* **TASK TO CARRY OUT**
Go through the entries below and retype them exactly, omitting each picture.
-- INFORMATION PROVIDED follows --
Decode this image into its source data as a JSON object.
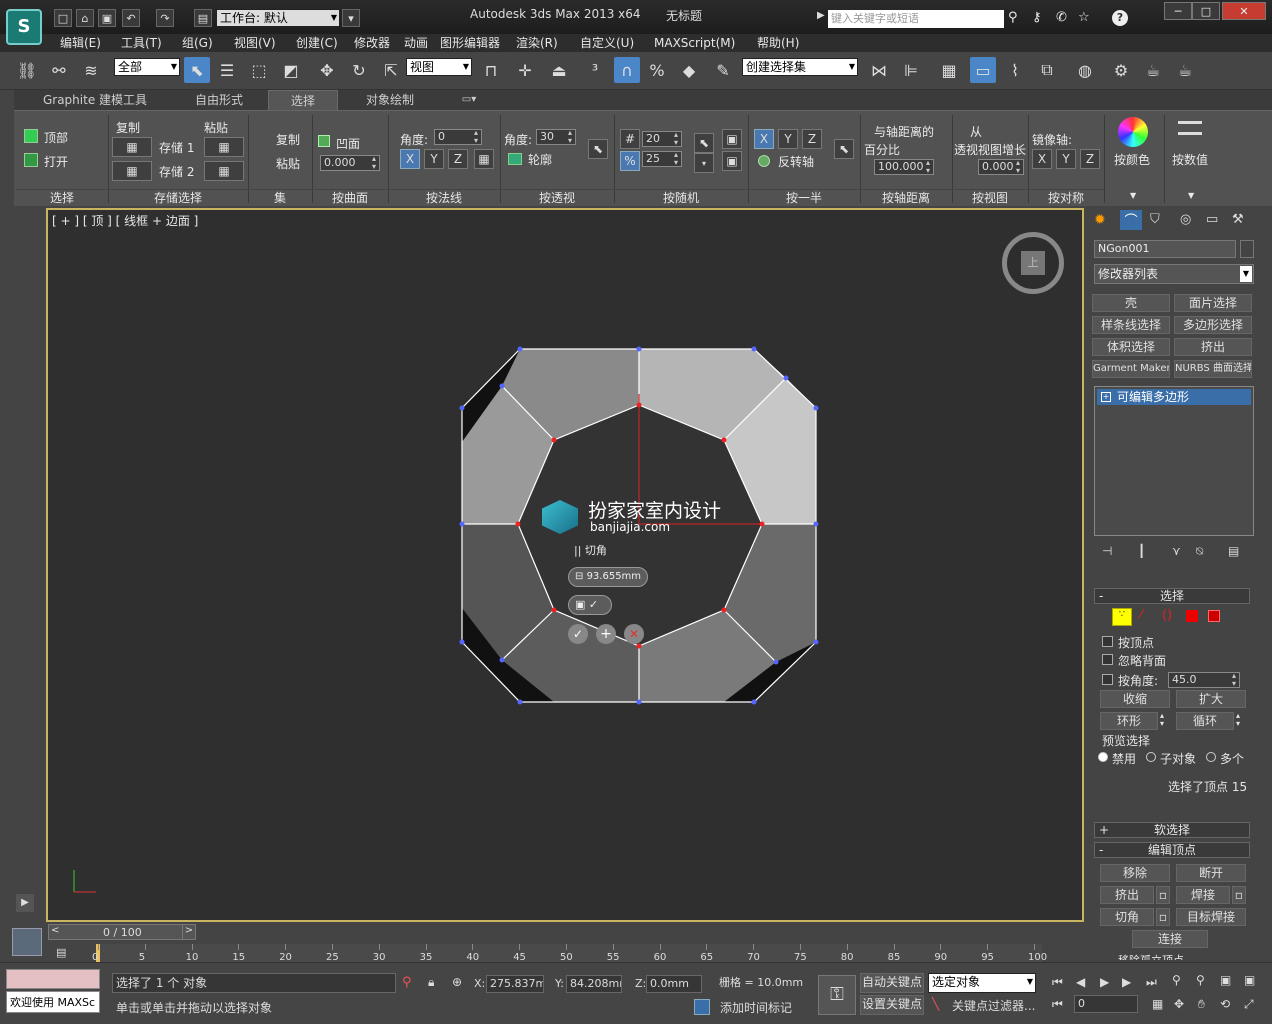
{
  "title": {
    "app": "Autodesk 3ds Max  2013 x64",
    "doc": "无标题",
    "workspace": "工作台: 默认",
    "search_placeholder": "键入关键字或短语"
  },
  "menu": [
    "编辑(E)",
    "工具(T)",
    "组(G)",
    "视图(V)",
    "创建(C)",
    "修改器",
    "动画",
    "图形编辑器",
    "渲染(R)",
    "自定义(U)",
    "MAXScript(M)",
    "帮助(H)"
  ],
  "toolbar": {
    "filter": "全部",
    "refcoord": "视图",
    "selset": "创建选择集"
  },
  "ribbon": {
    "tabs": [
      "Graphite 建模工具",
      "自由形式",
      "选择",
      "对象绘制"
    ],
    "active_tab": "选择",
    "groups": [
      "选择",
      "存储选择",
      "集",
      "按曲面",
      "按法线",
      "按透视",
      "按随机",
      "按一半",
      "按轴距离",
      "按视图",
      "按对称",
      "按颜色",
      "按数值"
    ],
    "top_label": "顶部",
    "open_label": "打开",
    "copy_label": "复制",
    "paste_label": "粘贴",
    "store1": "存储 1",
    "store2": "存储 2",
    "set_copy": "复制",
    "set_paste": "粘贴",
    "concave": "凹面",
    "concave_val": "0.000",
    "normal_angle_label": "角度:",
    "normal_angle": "0",
    "persp_angle_label": "角度:",
    "persp_angle": "30",
    "outline": "轮廓",
    "rand_num": "20",
    "rand_pct": "25",
    "half_invert": "反转轴",
    "axis_dist_l1": "与轴距离的",
    "axis_dist_l2": "百分比",
    "axis_dist_val": "100.000",
    "view_l1": "从",
    "view_l2": "透视视图增长",
    "view_val": "0.000",
    "mirror_axis": "镜像轴:",
    "x": "X",
    "y": "Y",
    "z": "Z"
  },
  "viewport": {
    "label": "[ + ] [ 顶 ] [ 线框 + 边面 ]",
    "caddy_title": "|| 切角",
    "caddy_value": "93.655mm",
    "watermark_cn": "扮家家室内设计",
    "watermark_en": "banjiajia.com",
    "viewcube_label": "上"
  },
  "command_panel": {
    "object_name": "NGon001",
    "modifier_list": "修改器列表",
    "buttons": [
      "壳",
      "面片选择",
      "样条线选择",
      "多边形选择",
      "体积选择",
      "挤出",
      "Garment Maker",
      "NURBS 曲面选择"
    ],
    "stack_item": "可编辑多边形",
    "selection_title": "选择",
    "by_vertex": "按顶点",
    "ignore_backface": "忽略背面",
    "by_angle": "按角度:",
    "angle_val": "45.0",
    "shrink": "收缩",
    "grow": "扩大",
    "ring": "环形",
    "loop": "循环",
    "preview_title": "预览选择",
    "preview_opts": [
      "禁用",
      "子对象",
      "多个"
    ],
    "sel_info": "选择了顶点 15",
    "soft_sel": "软选择",
    "edit_vertices": "编辑顶点",
    "remove": "移除",
    "break": "断开",
    "extrude": "挤出",
    "weld": "焊接",
    "chamfer": "切角",
    "target_weld": "目标焊接",
    "connect": "连接",
    "cut_off": "移除孤立顶点"
  },
  "timeline": {
    "frame": "0 / 100",
    "ticks": [
      "0",
      "5",
      "10",
      "15",
      "20",
      "25",
      "30",
      "35",
      "40",
      "45",
      "50",
      "55",
      "60",
      "65",
      "70",
      "75",
      "80",
      "85",
      "90",
      "95",
      "100"
    ]
  },
  "status": {
    "maxscript": "欢迎使用 MAXSc",
    "line1": "选择了 1 个 对象",
    "line2": "单击或单击并拖动以选择对象",
    "x_label": "X:",
    "x": "275.837mm",
    "y_label": "Y:",
    "y": "84.208mm",
    "z_label": "Z:",
    "z": "0.0mm",
    "grid": "栅格 = 10.0mm",
    "add_time_tag": "添加时间标记",
    "auto_key": "自动关键点",
    "set_key": "设置关键点",
    "selected": "选定对象",
    "key_filters": "关键点过滤器...",
    "frame_val": "0"
  }
}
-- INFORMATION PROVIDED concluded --
* **TASK OUTPUT**
Decode this image into its source data as a JSON object.
{
  "title": {
    "app": "Autodesk 3ds Max  2013 x64",
    "doc": "无标题",
    "workspace": "工作台: 默认",
    "search_placeholder": "键入关键字或短语"
  },
  "menu": [
    "编辑(E)",
    "工具(T)",
    "组(G)",
    "视图(V)",
    "创建(C)",
    "修改器",
    "动画",
    "图形编辑器",
    "渲染(R)",
    "自定义(U)",
    "MAXScript(M)",
    "帮助(H)"
  ],
  "toolbar": {
    "filter": "全部",
    "refcoord": "视图",
    "selset": "创建选择集"
  },
  "ribbon": {
    "tabs": [
      "Graphite 建模工具",
      "自由形式",
      "选择",
      "对象绘制"
    ],
    "active_tab": "选择",
    "groups": [
      "选择",
      "存储选择",
      "集",
      "按曲面",
      "按法线",
      "按透视",
      "按随机",
      "按一半",
      "按轴距离",
      "按视图",
      "按对称",
      "按颜色",
      "按数值"
    ],
    "top_label": "顶部",
    "open_label": "打开",
    "copy_label": "复制",
    "paste_label": "粘贴",
    "store1": "存储 1",
    "store2": "存储 2",
    "set_copy": "复制",
    "set_paste": "粘贴",
    "concave": "凹面",
    "concave_val": "0.000",
    "normal_angle_label": "角度:",
    "normal_angle": "0",
    "persp_angle_label": "角度:",
    "persp_angle": "30",
    "outline": "轮廓",
    "rand_num": "20",
    "rand_pct": "25",
    "half_invert": "反转轴",
    "axis_dist_l1": "与轴距离的",
    "axis_dist_l2": "百分比",
    "axis_dist_val": "100.000",
    "view_l1": "从",
    "view_l2": "透视视图增长",
    "view_val": "0.000",
    "mirror_axis": "镜像轴:",
    "x": "X",
    "y": "Y",
    "z": "Z"
  },
  "viewport": {
    "label": "[ + ] [ 顶 ] [ 线框 + 边面 ]",
    "caddy_title": "|| 切角",
    "caddy_value": "93.655mm",
    "watermark_cn": "扮家家室内设计",
    "watermark_en": "banjiajia.com",
    "viewcube_label": "上"
  },
  "command_panel": {
    "object_name": "NGon001",
    "modifier_list": "修改器列表",
    "buttons": [
      "壳",
      "面片选择",
      "样条线选择",
      "多边形选择",
      "体积选择",
      "挤出",
      "Garment Maker",
      "NURBS 曲面选择"
    ],
    "stack_item": "可编辑多边形",
    "selection_title": "选择",
    "by_vertex": "按顶点",
    "ignore_backface": "忽略背面",
    "by_angle": "按角度:",
    "angle_val": "45.0",
    "shrink": "收缩",
    "grow": "扩大",
    "ring": "环形",
    "loop": "循环",
    "preview_title": "预览选择",
    "preview_opts": [
      "禁用",
      "子对象",
      "多个"
    ],
    "sel_info": "选择了顶点 15",
    "soft_sel": "软选择",
    "edit_vertices": "编辑顶点",
    "remove": "移除",
    "break": "断开",
    "extrude": "挤出",
    "weld": "焊接",
    "chamfer": "切角",
    "target_weld": "目标焊接",
    "connect": "连接",
    "cut_off": "移除孤立顶点"
  },
  "timeline": {
    "frame": "0 / 100",
    "ticks": [
      "0",
      "5",
      "10",
      "15",
      "20",
      "25",
      "30",
      "35",
      "40",
      "45",
      "50",
      "55",
      "60",
      "65",
      "70",
      "75",
      "80",
      "85",
      "90",
      "95",
      "100"
    ]
  },
  "status": {
    "maxscript": "欢迎使用 MAXSc",
    "line1": "选择了 1 个 对象",
    "line2": "单击或单击并拖动以选择对象",
    "x_label": "X:",
    "x": "275.837mm",
    "y_label": "Y:",
    "y": "84.208mm",
    "z_label": "Z:",
    "z": "0.0mm",
    "grid": "栅格 = 10.0mm",
    "add_time_tag": "添加时间标记",
    "auto_key": "自动关键点",
    "set_key": "设置关键点",
    "selected": "选定对象",
    "key_filters": "关键点过滤器...",
    "frame_val": "0"
  }
}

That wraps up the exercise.